A Liberal government will invest an additional $50 million to build a more robust food inspection system in Canada in the wake of a listeriosis outbreak across the country, Stéphane Dion said Wednesday.
The boost in funding will allow the hiring of 100 additional Canadian Food Inspection Agency inspectors, an eight per cent increase of those working "on the ground," he said during a campaign stop in Walkerton, Ont., for the Oct. 14 federal election.
"Canadians have been alarmed by recent revelations about unsafe food making it to our store shelves," Dion said.
The Liberal leader added that Walkerton, where seven people lost their lives in 2000 during an E. coli outbreak in the community's water supply, served as a tragic reminder to all parties.
"A government cannot cut corners when it comes time to protecting the health and safety of Canadians for the sake of so-called efficiencies," he said.
The listeriosis outbreak has killed 14 people across Canada and been linked to tainted meat products processed at a Maple Leaf Foods plant in Toronto.

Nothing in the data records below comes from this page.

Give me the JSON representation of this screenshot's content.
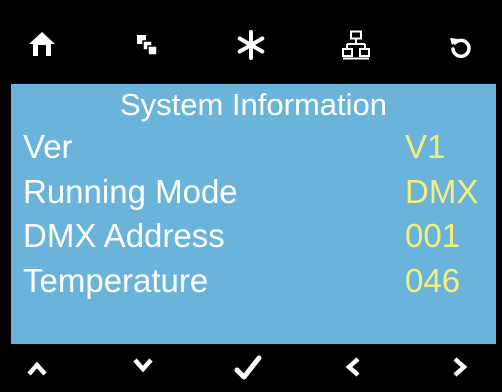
{
  "toolbar": {
    "icons": [
      "home-icon",
      "layers-icon",
      "asterisk-icon",
      "network-icon",
      "refresh-icon"
    ]
  },
  "panel": {
    "title": "System Information",
    "rows": [
      {
        "label": "Ver",
        "value": "V1"
      },
      {
        "label": "Running Mode",
        "value": "DMX"
      },
      {
        "label": "DMX Address",
        "value": "001"
      },
      {
        "label": "Temperature",
        "value": "046"
      }
    ]
  },
  "navbar": {
    "icons": [
      "chevron-up-icon",
      "chevron-down-icon",
      "checkmark-icon",
      "chevron-left-icon",
      "chevron-right-icon"
    ]
  },
  "colors": {
    "panel_background": "#6ab4dc",
    "label_text": "#ffffff",
    "value_text": "#f3f07a",
    "bar_background": "#000000",
    "icon": "#ffffff"
  }
}
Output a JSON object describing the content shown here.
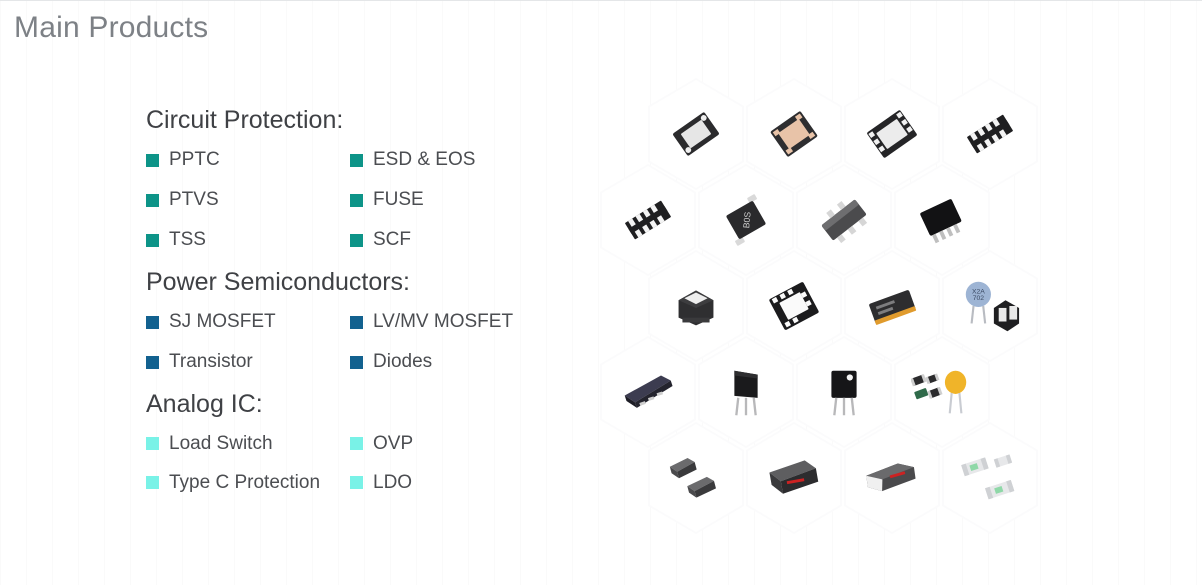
{
  "page": {
    "title": "Main Products",
    "title_color": "#7d8186",
    "background": "#ffffff"
  },
  "groups": [
    {
      "id": "circuit-protection",
      "heading": "Circuit Protection:",
      "bullet_color": "#0d9488",
      "rows": [
        {
          "left": "PPTC",
          "right": "ESD & EOS"
        },
        {
          "left": "PTVS",
          "right": "FUSE"
        },
        {
          "left": "TSS",
          "right": "SCF"
        }
      ]
    },
    {
      "id": "power-semiconductors",
      "heading": "Power Semiconductors:",
      "bullet_color": "#12618f",
      "rows": [
        {
          "left": "SJ MOSFET",
          "right": "LV/MV MOSFET"
        },
        {
          "left": "Transistor",
          "right": "Diodes"
        }
      ]
    },
    {
      "id": "analog-ic",
      "heading": "Analog IC:",
      "bullet_color": "#79f2e7",
      "rows": [
        {
          "left": "Load Switch",
          "right": "OVP"
        },
        {
          "left": "Type C Protection",
          "right": "LDO"
        }
      ]
    }
  ],
  "honeycomb": {
    "rows": 5,
    "columns": 4,
    "hex_width": 96,
    "hex_height": 112,
    "cells": [
      {
        "row": 1,
        "col": 1,
        "part": "dfn-package-dark"
      },
      {
        "row": 1,
        "col": 2,
        "part": "qfn-package-copper"
      },
      {
        "row": 1,
        "col": 3,
        "part": "dfn8-package-dark"
      },
      {
        "row": 1,
        "col": 4,
        "part": "sop-gullwing-array"
      },
      {
        "row": 2,
        "col": 1,
        "part": "sop-gullwing-array"
      },
      {
        "row": 2,
        "col": 2,
        "part": "sod-diode-marked"
      },
      {
        "row": 2,
        "col": 3,
        "part": "sot-transistor"
      },
      {
        "row": 2,
        "col": 4,
        "part": "soic8-package"
      },
      {
        "row": 3,
        "col": 1,
        "part": "power-inductor"
      },
      {
        "row": 3,
        "col": 2,
        "part": "qfn-white-pad"
      },
      {
        "row": 3,
        "col": 3,
        "part": "smd-module-orange"
      },
      {
        "row": 3,
        "col": 4,
        "part": "disc-varistor-blue"
      },
      {
        "row": 4,
        "col": 1,
        "part": "dfn-flat-board"
      },
      {
        "row": 4,
        "col": 2,
        "part": "to-220-transistor"
      },
      {
        "row": 4,
        "col": 3,
        "part": "to-220f-transistor"
      },
      {
        "row": 4,
        "col": 4,
        "part": "chip-resistors-disc-cap"
      },
      {
        "row": 5,
        "col": 1,
        "part": "smb-diode-pair"
      },
      {
        "row": 5,
        "col": 2,
        "part": "sma-diode-red"
      },
      {
        "row": 5,
        "col": 3,
        "part": "smaf-diode"
      },
      {
        "row": 5,
        "col": 4,
        "part": "ceramic-fuses"
      }
    ]
  }
}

Conservative Leader Stephen Harper has promised an investigation into the outbreak. Maple Leaf has said the most likely cause of the outbreak was bacteria embedded deep inside meat slicing equipment at the plant.
Critics have increasingly voiced their concerns over the Conservatives' plans for food inspection reform, while opposition members have accused the Tories of downloading responsibility for food inspection onto the industry.
But Agriculture Minister Gerry Ritz has said the federal inspectors in charge of overseeing health standards at the plant were doing their job properly.